The database software giant this week quietly unveiled OracleSalesOnline.com, raising the competitive bar against pioneers Salesforce.com and Sales.com, a venture spun off by front-office software leader Siebel Systems.
Similar to services already being offered by both companies, OracleSalesOnline.com gives a company's sales force immediate access to sales productivity tools and critical customer information over the Web, based on a pay-per-use model.
Salesforce.com, which launched in early February, was founded by ex-Oracle executive Marc Benioff. The San Francisco-based start-up is backed by some big names in the technology industry, including Ellison and KLA-Tencor founder Bob Anderson, who both sit on the company's board. Halsey Minor, chairman of CNET Networks, which publishes News.com, is an investor in Salesforce.com.
Now that Oracle has launched a product to rival Salesforce.com's offering, the start-up's board has asked Ellison to step down, according to Benioff. An Oracle representative declined to go into further detail except to say that Oracle has not made any announcement relating to OracleSalesOnline.com.
Benioff, who learned of Oracle's new offering earlier this week, said he doesn't blame Ellison's decision to make a similar play and views his friend's move as "healthy competition."
"Software is dead," Benioff said in a phone interview. "Larry knows that and I know that...We knew software was dead, but we didn't realize software will be dead in the year 2000. Every (software maker), and that includes Oracle, needs to be in this market."
Since its conception, Salesforce.com's mantra has been, "The end of software." Customers aren't required to install software or additional hardware when they use Salesforce.com applications. Instead, they pay about $50 a month for the first five users and $50 a month per additional user for the service by accessing it through a Web browser.
Oracle, which also offers its business applications via an application-hosting model in its Oracle Business Online hosting unit, said its new service also can be fully accessed through a browser. On the new site, the company said OracleSalesOnline.com is the first in a series of online service offerings.
"I can't fault Larry (for starting a competitor to Salesforce.com)," Benioff said. "I would have done the same thing."
Aberdeen Group analyst Denis Pombriant said Oracle's latest move is a smart one, especially at a time when the market for sales-force software begins to garner attention from the investor community.
"(Oracle) sees an opportunity in this space," Pombriant said. "The number of companies entering this market and the amount of interest from the (venture capital) community and others is a clear indication that many people who understand the market think that this is something with legs."
Proponents of the application service provider (ASP) model--in which companies rent software instead of buying it--say the model offers companies an alternative to using expensive and, at times, complicated business software. Companies typically pay a monthly fee or sign a subscription-based contract for use of the software.

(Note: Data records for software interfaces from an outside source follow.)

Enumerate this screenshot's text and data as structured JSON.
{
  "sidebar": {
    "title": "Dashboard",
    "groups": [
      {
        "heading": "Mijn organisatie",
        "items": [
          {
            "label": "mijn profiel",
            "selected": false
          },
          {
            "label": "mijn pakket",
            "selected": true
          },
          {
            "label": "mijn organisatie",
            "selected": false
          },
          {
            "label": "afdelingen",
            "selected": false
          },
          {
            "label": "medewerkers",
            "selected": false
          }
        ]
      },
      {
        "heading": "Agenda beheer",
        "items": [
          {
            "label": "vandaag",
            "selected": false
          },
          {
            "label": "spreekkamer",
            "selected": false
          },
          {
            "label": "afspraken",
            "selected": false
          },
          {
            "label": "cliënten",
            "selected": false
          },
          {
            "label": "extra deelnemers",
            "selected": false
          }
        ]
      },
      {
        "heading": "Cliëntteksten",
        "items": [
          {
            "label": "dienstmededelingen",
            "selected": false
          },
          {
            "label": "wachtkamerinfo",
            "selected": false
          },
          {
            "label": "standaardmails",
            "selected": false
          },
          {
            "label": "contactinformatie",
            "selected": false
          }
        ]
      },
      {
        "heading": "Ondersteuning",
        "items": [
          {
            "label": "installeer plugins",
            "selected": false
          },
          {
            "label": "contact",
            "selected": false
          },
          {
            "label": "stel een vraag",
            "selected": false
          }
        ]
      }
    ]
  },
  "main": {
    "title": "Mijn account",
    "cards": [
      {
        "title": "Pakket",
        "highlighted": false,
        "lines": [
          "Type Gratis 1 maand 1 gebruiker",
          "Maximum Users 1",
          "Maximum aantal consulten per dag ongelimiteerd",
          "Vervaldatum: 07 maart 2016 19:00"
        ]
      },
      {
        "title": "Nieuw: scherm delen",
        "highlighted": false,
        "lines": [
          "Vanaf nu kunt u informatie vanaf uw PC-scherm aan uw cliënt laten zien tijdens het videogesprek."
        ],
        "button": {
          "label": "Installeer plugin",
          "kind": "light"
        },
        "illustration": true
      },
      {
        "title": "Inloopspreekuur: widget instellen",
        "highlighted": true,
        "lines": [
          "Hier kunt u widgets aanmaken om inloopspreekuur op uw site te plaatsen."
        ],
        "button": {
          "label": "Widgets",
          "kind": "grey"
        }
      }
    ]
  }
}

"Historically, (companies) may have had to buy software and implement it, and then you would have a nice client-server system that wouldn't do any good for your road warriors," Pombriant said. "This technology really gives the laptop-toting road warrior greater access to corporate resources."
Salesforce.com aims its online service at small and midsized businesses, helping salespeople track leads and customer account information via a secure Web site. The company has roughly 10,000 clients to date, including sales teams at German industrial giant Siemens and Linux leader Red Hat Software.

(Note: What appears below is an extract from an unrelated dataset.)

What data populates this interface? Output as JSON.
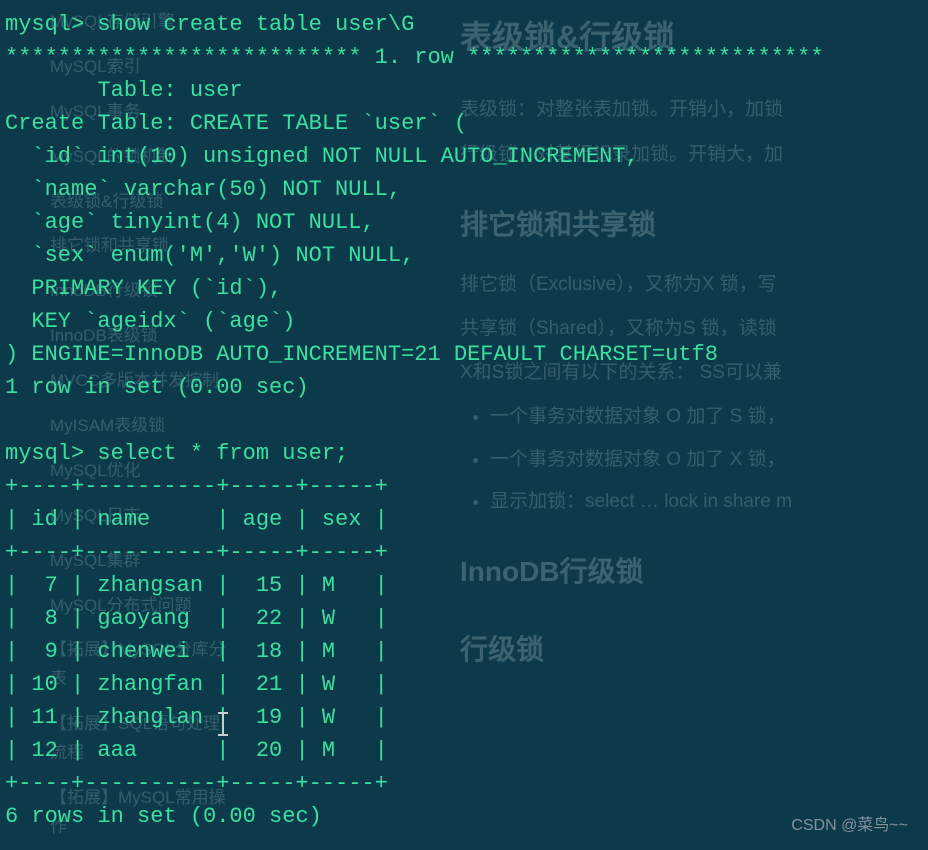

Earlier this month, Salesforce.com inked its first major distribution deal with computing giant IBM. The two companies will provide Salesforce.com's online applications coupled with IBM hardware, computer support and software to small businesses that want to move their operations to the Internet.